“The European market is unattractive and in a state of predictable decline,” Shipman said, “and the North American market is only slightly better. To get really excited, go to China, India or Latin America, where an increasing standard of living and increasing population will lead to greater alcoholic beverage consumption.”
Anheuser-Busch has long had a major share of Grupo Modelo in Mexico and recently increased its stake in China’s Tsingtao to nearly 10%. The brewery plans to up that share to 27% in the next few years. Miller Brewing was purchased by South African Breweries from Phillip Morris last year to form SABMiller, giving Miller brands more opportunities globally. And Coors Brewing purchased a stake in the UK’s Carling brewery last year.
“We’re in a stamina game here in the U.S.,” said Kiely, “so we felt expansion would be really good for us. All brewers are looking for growth markets. We’re in dialogue around the world, but we also need to mind our knitting here at home.”
“I think the slow growth in volume isn’t due to disinterest in beer, but to temporary market conditions. What’s really going to affect our business is how well we develop consumer pull.”
— ED GAWRONSKI
“The onus is on the beer industry to maintain excitement. We have a good understanding of the entry level drinker, and there are some good promotions out there.”
— DAVE PERKINS
Globalization and consolidation are double-edged swords. On one hand, as the big get bigger it makes it more difficult for smaller brewers to compete, sometimes forcing them out of business. On the other, brands that get picked up by big brewers through acquisition may get the lease on life and attention they need to thrive.
“I’m not sure globalization bodes well for some brands,” said Joe Fisch, president of U.S. Beverage. “Lots of strong independent brands are looking for ways into the market, but the cost of entry is higher than ever.
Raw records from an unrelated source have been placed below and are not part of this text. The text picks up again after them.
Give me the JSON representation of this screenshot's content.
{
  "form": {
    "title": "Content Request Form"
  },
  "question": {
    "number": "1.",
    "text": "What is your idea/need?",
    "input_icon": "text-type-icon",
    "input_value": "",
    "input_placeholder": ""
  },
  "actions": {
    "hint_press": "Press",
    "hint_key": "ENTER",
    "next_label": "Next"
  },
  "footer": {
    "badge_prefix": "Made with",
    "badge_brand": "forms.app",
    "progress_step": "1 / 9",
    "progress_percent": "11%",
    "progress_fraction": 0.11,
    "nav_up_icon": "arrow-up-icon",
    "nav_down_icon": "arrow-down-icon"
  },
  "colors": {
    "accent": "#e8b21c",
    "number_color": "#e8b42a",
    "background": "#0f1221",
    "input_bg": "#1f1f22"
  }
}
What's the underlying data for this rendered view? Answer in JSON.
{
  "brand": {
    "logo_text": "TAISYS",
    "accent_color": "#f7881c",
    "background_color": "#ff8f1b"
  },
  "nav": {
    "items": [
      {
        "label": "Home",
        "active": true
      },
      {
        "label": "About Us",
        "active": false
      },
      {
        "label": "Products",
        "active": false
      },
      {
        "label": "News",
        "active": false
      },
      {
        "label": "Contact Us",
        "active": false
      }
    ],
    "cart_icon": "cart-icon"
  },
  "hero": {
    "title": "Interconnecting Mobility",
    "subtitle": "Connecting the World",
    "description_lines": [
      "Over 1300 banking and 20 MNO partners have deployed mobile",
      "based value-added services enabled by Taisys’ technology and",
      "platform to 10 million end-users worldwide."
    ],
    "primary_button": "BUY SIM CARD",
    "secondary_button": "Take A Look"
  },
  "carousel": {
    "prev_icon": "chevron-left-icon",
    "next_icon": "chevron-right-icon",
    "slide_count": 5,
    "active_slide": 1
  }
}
Being a single branded import is very difficult, but being part of a portfolio could really help.”
LEADING DOMESTIC BEER BRANDS
(000 2.25-Gallon Cases)
|Coors Light||Coors Brewing||Light||231,000||232,500||0.6%|
|Miller Lite||Miller Brewing||Light||217,000||214,500||-1.2%|
|Miller High Life||Miller Brewing||Popular||72,000||73,000||1.4%|
|Miller Genuine Draft||Miller Brewing||Premium||70,000||66,500||-5.0%|
|Total Leading Brands||1,831,000||1,846,200||0.8%|
|Total Domestic Beer||2,485,940||2,503,710||0.7%|
Source: Adams Beer Handbook 2003
Twenty or thirty years ago, a small boutique brand like Sam Adams, Moosehead or St. Pauli Girl had a chance to grow and make a name for itself. Maintaining that growth in the face of growing competition and the marketing muscle of bigger brewers isn’t easy.
“It’s almost a certain impossibility that even a brand with all the right characteristics — flavor, packaging and so forth — will get distribution and recognition without a strong parent,” said Carlos Alvarez, president of the Gambrinus Co. “It’s incredibly difficult to get distributors to bring a brand to the attention of consumers in today’s environment. Brands like Stella Artois and Pilsner Urquell have very structured, dedicated support.”